▶ **Exercise instructions**
Where the word "restaurants" occurs in a line of the data, return the whole line.

==============================

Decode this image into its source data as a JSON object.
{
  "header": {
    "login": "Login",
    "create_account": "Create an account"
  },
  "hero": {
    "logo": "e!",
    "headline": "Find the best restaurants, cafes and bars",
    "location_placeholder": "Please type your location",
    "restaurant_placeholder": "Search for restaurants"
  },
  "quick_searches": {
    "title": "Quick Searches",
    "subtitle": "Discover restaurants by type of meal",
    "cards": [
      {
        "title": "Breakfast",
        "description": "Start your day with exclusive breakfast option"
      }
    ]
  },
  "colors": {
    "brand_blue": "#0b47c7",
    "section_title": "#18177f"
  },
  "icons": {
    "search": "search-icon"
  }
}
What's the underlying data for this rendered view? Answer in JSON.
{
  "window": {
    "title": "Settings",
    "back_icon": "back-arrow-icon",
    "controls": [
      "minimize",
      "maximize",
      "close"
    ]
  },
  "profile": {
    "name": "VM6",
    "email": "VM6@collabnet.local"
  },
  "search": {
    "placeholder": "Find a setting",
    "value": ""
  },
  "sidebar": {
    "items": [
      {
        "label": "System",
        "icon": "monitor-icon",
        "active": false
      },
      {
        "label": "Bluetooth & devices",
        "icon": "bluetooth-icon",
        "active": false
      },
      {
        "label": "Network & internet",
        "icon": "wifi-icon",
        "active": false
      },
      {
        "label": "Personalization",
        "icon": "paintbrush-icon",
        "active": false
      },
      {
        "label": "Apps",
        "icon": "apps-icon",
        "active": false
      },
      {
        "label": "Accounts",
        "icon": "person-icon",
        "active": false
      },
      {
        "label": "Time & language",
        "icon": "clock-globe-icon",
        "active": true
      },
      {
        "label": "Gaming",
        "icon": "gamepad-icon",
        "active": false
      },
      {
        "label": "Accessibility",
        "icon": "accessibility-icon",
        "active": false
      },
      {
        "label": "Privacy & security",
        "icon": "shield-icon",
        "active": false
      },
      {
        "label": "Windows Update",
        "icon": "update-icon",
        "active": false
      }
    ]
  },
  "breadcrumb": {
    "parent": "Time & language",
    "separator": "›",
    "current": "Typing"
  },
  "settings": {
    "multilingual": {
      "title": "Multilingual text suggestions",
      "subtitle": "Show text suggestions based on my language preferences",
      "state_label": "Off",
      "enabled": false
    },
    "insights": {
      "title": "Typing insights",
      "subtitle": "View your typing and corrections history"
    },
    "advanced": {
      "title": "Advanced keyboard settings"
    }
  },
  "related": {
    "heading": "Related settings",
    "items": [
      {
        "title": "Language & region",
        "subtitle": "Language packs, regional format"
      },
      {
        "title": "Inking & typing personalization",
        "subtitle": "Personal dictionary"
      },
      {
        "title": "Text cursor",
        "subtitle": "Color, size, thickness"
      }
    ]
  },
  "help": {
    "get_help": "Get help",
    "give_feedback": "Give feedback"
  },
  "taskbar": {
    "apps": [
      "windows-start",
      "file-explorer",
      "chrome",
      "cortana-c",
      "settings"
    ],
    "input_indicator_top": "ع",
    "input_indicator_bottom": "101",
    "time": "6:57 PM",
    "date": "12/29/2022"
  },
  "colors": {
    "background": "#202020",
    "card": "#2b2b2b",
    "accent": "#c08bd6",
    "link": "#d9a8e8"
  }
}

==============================

▶ **Finished task**
    "headline": "Find the best restaurants, cafes and bars",
    "restaurant_placeholder": "Search for restaurants"
    "subtitle": "Discover restaurants by type of meal",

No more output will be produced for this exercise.